Owl shaped Proto-Corinthian aryballos, 630 BC. Museum of Athens
This aryballos is thought to have been made in Corinth, not Athens, in about 630 BC and is an example of Proto-Corinthian art, which is characterized by polychrome techniques, incision and black-figure techniques adopted from the Near East. Aryballoi are small spherical or globular flasks that once contained scented oils and were commonly used by ancient Greek athletes. During the 7th century BC, Corinth was a flourishing centre of trade and commerce with links to Cyprus, Asia Minor and the Levant and it specialized in the production and export of aryballos flasks across the ancient Mediterranean. Corinthian artists began to look to the Phoenicians and Assyrians for inspiration and this is reflected in the use of typically Near Eastern motifs, such as rosettes, wild animals, mythical creatures and narrative scenes, on Proto-Corinthian pottery.This little owl is just one of many beautiful works of art that were conceived during this period of cultural interchange

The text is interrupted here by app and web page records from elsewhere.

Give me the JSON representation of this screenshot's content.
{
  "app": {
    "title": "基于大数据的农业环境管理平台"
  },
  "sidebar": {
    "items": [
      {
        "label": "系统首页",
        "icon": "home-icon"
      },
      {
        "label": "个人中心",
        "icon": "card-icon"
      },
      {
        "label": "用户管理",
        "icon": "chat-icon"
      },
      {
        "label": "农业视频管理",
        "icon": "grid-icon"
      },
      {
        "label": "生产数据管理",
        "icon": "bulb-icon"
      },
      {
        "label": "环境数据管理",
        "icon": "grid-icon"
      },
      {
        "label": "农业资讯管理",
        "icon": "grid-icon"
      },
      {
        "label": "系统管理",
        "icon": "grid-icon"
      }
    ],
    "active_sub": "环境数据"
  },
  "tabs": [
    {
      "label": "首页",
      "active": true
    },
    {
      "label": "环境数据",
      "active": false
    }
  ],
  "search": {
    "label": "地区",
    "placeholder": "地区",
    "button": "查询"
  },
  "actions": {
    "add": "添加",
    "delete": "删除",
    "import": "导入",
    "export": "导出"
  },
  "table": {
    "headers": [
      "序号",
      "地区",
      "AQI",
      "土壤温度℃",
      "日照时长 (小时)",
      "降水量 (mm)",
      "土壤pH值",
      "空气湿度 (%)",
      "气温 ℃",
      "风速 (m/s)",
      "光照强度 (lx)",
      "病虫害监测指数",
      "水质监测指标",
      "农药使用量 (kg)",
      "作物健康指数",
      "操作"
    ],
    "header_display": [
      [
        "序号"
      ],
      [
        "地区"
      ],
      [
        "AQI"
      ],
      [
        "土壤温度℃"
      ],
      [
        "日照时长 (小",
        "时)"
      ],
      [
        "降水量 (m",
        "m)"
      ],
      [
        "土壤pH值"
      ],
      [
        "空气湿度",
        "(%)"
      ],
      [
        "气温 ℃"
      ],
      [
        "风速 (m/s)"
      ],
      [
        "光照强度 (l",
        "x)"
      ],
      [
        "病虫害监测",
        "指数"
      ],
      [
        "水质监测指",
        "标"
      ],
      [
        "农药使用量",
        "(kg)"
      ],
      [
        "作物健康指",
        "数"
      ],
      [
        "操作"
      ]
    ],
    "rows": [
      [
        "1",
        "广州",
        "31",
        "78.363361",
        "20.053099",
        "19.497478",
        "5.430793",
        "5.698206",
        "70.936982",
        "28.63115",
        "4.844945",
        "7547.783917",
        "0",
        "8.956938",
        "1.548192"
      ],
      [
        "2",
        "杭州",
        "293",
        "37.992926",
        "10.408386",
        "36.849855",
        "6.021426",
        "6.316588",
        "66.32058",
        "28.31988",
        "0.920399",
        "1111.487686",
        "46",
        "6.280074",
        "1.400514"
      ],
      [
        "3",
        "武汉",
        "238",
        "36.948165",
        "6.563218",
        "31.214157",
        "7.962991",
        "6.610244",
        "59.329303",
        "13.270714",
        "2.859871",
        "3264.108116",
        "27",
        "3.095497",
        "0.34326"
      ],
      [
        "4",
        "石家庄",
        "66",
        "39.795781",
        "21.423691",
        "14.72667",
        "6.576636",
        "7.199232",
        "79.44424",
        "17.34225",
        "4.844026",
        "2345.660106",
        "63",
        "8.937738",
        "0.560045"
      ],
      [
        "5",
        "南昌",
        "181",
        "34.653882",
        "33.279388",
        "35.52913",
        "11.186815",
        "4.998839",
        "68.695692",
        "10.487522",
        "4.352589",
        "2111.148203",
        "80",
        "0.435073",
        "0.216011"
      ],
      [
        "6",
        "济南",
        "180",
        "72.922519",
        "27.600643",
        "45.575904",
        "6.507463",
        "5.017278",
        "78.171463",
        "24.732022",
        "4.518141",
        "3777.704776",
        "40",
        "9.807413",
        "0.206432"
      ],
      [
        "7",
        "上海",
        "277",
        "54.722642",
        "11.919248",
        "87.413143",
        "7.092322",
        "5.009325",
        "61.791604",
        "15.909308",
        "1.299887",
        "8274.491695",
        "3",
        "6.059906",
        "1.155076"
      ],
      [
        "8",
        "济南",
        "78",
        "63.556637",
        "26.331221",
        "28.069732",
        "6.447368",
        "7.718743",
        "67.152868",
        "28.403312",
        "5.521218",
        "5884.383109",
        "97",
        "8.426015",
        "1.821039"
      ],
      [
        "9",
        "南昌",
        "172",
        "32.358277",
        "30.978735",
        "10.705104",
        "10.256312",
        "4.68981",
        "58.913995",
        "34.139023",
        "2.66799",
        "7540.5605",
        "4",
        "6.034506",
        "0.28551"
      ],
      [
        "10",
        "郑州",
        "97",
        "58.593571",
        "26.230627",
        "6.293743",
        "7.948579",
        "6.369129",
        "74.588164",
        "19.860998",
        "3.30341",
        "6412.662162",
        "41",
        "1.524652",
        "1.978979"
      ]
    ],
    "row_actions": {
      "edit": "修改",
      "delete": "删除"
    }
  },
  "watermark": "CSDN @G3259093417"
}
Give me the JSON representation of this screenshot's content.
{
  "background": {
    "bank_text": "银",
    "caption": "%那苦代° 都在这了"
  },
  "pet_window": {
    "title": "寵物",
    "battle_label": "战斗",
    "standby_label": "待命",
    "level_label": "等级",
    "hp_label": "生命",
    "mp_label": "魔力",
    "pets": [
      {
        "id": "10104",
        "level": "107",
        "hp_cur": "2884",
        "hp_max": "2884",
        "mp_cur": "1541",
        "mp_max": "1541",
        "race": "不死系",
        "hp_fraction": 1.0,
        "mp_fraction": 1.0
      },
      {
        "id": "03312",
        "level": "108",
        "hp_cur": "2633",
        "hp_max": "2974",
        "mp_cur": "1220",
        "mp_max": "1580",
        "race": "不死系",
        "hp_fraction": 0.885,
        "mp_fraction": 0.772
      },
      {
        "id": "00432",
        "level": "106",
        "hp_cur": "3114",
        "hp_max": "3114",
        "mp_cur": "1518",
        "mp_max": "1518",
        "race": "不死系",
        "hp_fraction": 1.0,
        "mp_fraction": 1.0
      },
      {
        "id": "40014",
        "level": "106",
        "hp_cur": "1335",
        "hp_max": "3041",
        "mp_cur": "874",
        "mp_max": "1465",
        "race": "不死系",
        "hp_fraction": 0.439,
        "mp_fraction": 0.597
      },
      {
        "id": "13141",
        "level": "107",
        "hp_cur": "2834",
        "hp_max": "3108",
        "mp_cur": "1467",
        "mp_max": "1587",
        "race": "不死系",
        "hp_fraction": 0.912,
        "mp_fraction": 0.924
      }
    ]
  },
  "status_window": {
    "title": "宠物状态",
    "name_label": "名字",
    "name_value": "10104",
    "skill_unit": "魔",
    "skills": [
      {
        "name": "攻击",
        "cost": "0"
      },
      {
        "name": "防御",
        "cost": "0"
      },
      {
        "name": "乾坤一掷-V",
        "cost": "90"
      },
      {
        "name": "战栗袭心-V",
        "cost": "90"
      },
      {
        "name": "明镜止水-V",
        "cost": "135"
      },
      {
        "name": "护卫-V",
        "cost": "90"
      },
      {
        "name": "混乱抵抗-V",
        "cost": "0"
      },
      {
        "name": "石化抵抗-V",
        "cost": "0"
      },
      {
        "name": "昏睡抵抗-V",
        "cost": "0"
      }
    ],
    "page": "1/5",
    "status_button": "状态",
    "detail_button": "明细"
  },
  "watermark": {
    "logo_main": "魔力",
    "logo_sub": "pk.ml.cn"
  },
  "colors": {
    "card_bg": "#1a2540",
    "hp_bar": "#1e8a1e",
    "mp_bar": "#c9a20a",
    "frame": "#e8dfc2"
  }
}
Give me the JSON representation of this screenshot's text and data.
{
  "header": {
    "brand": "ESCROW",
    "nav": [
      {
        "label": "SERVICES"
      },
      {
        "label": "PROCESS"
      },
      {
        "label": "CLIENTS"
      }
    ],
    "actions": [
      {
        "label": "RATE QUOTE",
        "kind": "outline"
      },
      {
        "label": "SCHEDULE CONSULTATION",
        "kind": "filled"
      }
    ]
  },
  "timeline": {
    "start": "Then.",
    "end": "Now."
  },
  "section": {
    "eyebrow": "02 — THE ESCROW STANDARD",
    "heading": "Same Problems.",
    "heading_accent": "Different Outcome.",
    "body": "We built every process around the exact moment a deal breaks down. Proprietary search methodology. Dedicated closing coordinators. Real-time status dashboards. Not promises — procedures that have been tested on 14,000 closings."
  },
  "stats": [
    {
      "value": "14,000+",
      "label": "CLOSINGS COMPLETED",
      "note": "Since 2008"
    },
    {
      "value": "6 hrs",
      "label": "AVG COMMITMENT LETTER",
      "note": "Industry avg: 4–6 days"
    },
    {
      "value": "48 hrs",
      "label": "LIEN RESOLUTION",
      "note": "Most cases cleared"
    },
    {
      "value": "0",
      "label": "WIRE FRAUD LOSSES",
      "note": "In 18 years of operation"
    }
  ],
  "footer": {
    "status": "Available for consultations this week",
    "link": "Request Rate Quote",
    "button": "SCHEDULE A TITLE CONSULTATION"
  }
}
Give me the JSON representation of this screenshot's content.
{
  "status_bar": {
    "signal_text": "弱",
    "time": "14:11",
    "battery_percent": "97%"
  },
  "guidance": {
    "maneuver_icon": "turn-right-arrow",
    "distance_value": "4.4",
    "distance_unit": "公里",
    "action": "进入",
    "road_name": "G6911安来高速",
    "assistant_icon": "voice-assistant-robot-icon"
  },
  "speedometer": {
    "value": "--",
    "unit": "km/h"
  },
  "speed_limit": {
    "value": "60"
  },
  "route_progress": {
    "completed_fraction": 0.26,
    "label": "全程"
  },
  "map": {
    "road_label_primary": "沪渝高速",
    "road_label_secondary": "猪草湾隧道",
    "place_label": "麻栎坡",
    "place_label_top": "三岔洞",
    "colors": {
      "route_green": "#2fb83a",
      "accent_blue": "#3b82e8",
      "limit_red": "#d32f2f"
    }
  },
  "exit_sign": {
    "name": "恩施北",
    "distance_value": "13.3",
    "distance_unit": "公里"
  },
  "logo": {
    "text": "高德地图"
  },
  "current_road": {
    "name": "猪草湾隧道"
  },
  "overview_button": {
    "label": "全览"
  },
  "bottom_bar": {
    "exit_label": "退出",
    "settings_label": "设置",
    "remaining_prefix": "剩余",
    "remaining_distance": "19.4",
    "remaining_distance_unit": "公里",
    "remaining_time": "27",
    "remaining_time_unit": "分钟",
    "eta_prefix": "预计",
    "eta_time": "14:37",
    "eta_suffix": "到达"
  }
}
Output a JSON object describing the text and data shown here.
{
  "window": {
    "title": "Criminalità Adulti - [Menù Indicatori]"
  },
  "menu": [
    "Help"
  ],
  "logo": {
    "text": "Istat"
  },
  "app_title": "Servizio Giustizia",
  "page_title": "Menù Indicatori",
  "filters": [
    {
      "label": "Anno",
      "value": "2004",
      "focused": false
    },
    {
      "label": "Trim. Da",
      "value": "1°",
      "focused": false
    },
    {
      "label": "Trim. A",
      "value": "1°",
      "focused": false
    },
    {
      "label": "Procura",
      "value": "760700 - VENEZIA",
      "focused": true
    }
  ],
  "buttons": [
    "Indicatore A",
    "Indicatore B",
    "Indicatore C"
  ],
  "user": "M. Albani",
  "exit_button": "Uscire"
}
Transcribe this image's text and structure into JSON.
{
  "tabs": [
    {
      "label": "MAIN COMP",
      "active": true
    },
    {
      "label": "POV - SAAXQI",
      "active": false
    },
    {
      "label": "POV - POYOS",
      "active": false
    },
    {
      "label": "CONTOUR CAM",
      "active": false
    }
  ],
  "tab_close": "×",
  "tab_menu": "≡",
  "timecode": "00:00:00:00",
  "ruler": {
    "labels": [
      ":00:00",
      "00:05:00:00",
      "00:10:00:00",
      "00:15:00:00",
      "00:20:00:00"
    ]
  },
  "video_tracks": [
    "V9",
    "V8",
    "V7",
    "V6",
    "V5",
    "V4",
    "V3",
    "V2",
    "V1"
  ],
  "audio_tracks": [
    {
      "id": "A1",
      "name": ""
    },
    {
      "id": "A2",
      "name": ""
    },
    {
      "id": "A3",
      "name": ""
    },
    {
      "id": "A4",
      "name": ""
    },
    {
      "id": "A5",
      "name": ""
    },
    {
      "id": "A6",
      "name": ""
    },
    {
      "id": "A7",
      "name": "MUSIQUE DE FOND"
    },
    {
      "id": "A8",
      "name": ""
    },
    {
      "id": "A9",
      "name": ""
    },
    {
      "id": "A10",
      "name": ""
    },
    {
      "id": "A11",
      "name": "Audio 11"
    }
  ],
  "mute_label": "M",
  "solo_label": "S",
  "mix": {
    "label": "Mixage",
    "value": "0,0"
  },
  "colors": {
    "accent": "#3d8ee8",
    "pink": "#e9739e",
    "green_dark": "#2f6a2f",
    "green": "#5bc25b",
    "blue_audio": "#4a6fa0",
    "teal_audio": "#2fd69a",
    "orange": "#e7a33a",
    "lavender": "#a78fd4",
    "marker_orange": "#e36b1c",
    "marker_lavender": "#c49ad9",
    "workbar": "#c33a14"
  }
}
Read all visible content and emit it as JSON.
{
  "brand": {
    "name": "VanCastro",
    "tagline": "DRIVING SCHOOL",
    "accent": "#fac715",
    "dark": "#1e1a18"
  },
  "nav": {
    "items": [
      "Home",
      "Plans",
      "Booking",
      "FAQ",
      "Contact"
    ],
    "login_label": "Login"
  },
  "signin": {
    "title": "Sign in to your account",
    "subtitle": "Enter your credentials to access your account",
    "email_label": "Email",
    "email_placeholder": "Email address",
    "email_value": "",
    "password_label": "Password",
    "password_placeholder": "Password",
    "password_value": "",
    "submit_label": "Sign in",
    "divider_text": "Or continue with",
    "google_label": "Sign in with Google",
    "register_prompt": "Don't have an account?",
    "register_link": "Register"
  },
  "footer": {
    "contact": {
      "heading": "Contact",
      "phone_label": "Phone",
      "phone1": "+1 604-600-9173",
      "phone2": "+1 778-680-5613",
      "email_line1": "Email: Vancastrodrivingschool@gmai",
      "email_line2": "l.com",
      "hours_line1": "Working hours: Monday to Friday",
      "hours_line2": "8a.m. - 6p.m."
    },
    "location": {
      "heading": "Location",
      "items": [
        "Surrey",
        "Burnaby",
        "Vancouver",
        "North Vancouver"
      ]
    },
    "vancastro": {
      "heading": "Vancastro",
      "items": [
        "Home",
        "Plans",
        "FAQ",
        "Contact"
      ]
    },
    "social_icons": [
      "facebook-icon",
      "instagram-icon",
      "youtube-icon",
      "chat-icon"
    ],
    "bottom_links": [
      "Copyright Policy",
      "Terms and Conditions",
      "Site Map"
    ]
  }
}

Handmade and Imported from Greece.
Approx. H 11cm ( 4.3 in) x W 11cm (4.3 in)
Approx. weight 450 grams